We theoretically study the magnetoconductivity of Weyl semimetals with a surface boundary under E||B geometry and demonstrate that the topological surface state plays an essential role in the magnetotransport. In the long-range-disorder limit where the scattering between the two Weyl nodes vanishes, the conductivity diverges in the bulk model (i.e., periodic boundary condition) as usually expected since the direct internode relaxation is absent. In the presence of the surface, however, the internode relaxation always takes place through the mediation by the surface states, and that prevents the conductivity divergence. The magnetic-field dependence becomes also quite different between the two cases, where the conductivity linearly increases in B in the surface boundary case, in contrast to B-independent behavior in the bulk periodic case. This is an interesting example in which the same system exhibits completely different properties in the surface boundary condition and the periodic boundary condition even in the macroscopic size limit. In the short-range regime where the direct intervalley scattering is dominant, the surface states are irrelevant, and the conductivity approaches that of the bulk periodic model.

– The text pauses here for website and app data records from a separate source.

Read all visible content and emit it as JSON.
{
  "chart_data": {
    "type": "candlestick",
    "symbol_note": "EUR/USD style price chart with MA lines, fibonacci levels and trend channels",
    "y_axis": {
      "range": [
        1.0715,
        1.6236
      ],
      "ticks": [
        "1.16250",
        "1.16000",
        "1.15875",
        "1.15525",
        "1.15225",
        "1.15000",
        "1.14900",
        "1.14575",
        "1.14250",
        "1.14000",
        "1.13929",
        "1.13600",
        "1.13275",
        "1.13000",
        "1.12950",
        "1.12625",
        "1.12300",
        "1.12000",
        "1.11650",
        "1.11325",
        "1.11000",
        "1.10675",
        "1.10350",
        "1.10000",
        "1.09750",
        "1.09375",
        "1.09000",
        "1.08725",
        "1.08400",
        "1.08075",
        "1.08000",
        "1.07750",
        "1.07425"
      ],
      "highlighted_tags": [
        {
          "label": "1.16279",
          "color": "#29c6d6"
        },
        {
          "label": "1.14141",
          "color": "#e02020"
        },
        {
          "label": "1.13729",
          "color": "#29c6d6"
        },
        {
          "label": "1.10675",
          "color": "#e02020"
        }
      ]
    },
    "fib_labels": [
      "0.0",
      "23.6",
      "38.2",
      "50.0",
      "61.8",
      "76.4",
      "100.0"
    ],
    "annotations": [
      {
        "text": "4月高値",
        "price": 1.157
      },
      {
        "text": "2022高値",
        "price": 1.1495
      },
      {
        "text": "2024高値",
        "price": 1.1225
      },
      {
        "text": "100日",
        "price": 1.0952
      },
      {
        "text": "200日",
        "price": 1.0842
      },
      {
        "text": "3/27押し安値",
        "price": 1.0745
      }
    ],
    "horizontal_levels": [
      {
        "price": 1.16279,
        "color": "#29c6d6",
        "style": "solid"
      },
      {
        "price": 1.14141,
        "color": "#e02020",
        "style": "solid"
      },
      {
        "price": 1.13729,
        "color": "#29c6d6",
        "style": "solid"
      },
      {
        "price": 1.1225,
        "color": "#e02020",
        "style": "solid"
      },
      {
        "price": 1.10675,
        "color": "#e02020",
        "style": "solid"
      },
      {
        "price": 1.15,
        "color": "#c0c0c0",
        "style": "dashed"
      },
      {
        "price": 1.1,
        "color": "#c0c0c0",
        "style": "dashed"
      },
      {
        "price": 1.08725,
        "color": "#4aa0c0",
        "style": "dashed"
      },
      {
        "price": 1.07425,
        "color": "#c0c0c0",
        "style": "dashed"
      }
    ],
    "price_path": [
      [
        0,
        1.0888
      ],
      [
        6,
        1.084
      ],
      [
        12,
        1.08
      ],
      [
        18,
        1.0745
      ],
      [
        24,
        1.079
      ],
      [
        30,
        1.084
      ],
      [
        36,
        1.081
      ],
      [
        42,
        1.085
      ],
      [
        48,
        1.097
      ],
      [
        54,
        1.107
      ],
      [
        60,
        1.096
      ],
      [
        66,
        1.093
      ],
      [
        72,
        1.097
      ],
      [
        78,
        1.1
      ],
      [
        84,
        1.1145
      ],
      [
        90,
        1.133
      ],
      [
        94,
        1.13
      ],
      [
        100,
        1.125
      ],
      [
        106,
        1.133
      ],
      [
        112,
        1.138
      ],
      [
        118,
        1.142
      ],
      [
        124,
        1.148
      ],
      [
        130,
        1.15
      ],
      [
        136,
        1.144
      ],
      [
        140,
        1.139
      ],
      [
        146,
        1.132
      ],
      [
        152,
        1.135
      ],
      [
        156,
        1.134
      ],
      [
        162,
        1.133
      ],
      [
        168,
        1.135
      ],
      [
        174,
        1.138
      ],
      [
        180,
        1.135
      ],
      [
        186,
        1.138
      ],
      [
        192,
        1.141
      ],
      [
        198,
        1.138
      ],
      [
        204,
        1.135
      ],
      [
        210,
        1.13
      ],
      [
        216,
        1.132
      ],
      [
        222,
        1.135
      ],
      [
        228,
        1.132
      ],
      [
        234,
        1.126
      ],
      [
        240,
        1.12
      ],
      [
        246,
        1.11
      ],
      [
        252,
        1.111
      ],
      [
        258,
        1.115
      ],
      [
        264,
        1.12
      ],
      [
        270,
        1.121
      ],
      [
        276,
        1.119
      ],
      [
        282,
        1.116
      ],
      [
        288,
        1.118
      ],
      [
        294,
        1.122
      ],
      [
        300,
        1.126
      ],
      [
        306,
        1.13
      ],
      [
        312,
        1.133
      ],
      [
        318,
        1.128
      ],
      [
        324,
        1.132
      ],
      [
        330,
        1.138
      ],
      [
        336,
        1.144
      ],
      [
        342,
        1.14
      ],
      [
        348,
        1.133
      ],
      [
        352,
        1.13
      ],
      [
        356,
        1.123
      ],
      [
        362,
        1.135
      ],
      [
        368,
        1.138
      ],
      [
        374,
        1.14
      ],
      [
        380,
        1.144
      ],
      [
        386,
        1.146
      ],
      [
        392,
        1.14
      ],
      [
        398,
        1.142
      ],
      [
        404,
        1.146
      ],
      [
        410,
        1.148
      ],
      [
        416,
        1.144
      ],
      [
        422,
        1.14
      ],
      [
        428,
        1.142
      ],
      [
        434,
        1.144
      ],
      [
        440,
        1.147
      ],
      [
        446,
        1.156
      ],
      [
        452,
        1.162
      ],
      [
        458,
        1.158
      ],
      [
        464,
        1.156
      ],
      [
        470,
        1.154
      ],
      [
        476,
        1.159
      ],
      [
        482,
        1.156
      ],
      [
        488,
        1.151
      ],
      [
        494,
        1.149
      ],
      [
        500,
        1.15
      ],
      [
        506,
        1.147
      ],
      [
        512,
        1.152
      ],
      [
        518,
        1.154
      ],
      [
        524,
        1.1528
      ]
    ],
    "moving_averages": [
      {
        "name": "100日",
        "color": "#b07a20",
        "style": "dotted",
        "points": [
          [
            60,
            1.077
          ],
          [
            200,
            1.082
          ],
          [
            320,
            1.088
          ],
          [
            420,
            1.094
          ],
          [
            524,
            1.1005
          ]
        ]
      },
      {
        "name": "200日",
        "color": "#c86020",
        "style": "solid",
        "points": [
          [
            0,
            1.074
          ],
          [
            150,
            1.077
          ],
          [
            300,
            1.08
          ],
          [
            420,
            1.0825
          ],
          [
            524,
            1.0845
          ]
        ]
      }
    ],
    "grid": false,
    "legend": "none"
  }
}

ASJC Scopus subject areas
- Electronic, Optical and Magnetic Materials
- Condensed Matter Physics